“Brilliant, let's ignore those and make our own with a massive price hike.”
intel should know: +95% of us don't have a problem having a huge PC case, if you are wondering all full ATX cases look awesome with all the RGB stuff.
Ultrabook prices for ultrabook components in desktop really doesn't make sense - the desktop market just isn't as volume sensitive. You can easily get the same performance for much less than half the price if you go slightly larger, and a laptop paired with an external GPU dock would be cheaper, more portable, and more powerful

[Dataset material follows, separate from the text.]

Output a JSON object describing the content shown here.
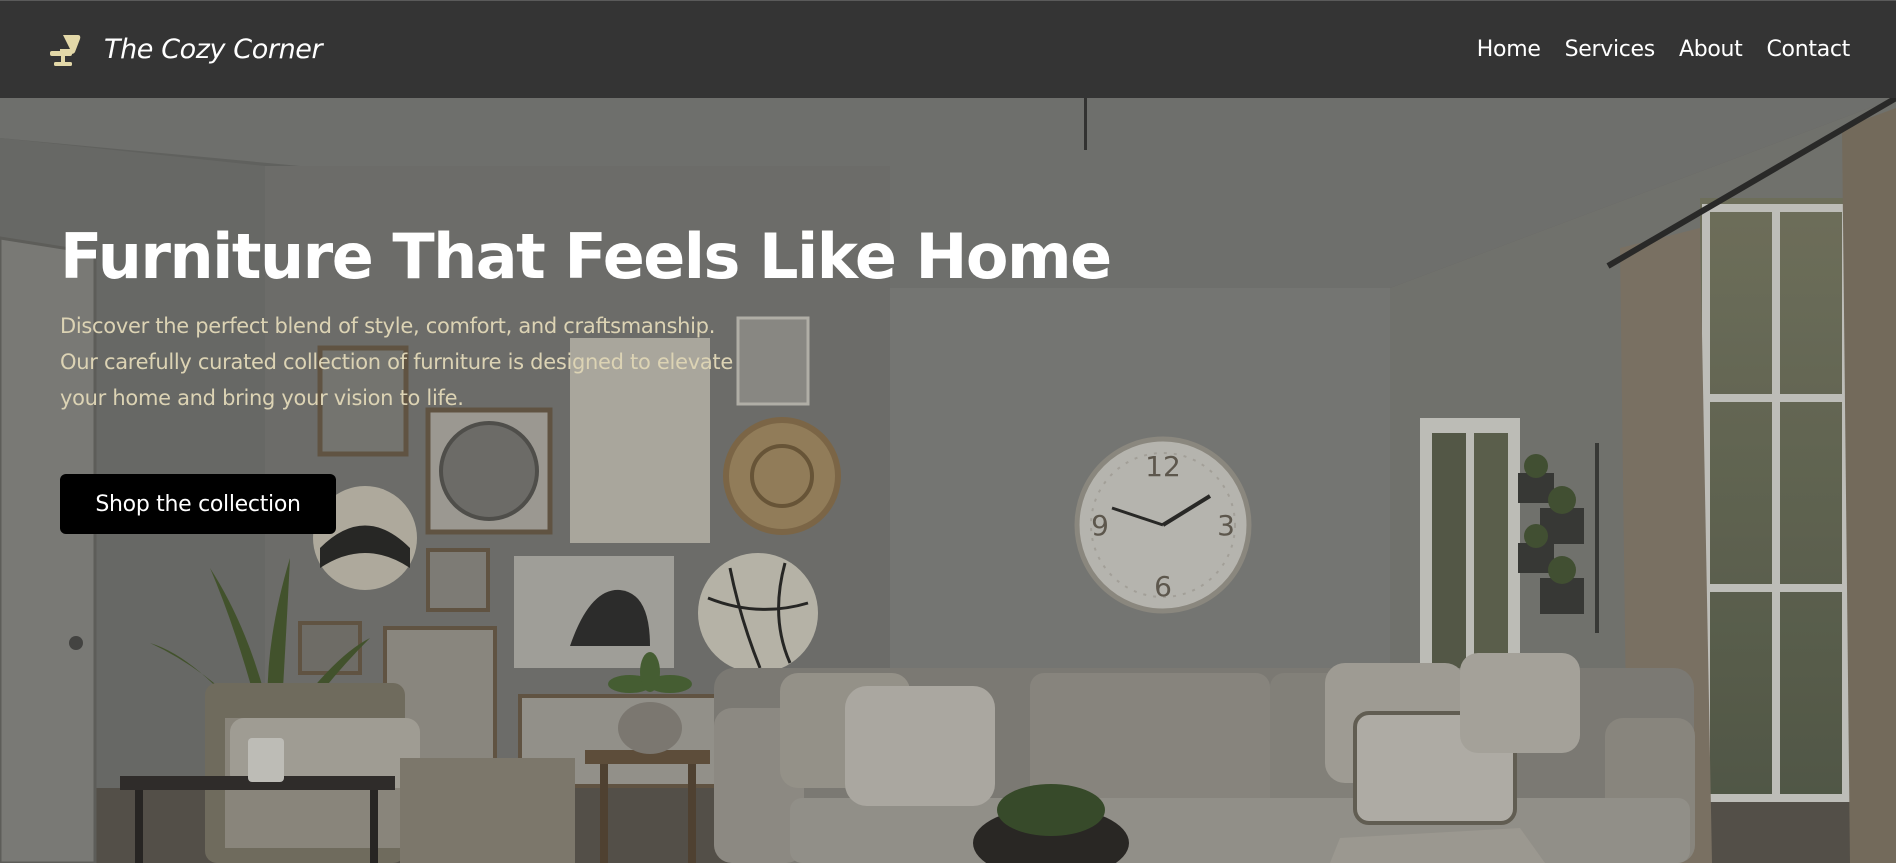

Actually for me this is the ideal thing .. powerful CPU(but low wattage) and a discrete GPU … BUT … the prices are for the 1%. I could compromise on things if they could get the price down . MAkes a gaming laptop plugged into the TV seem a far better , cheaper option. Otherwise I'll stick with ITX C'est La Vie.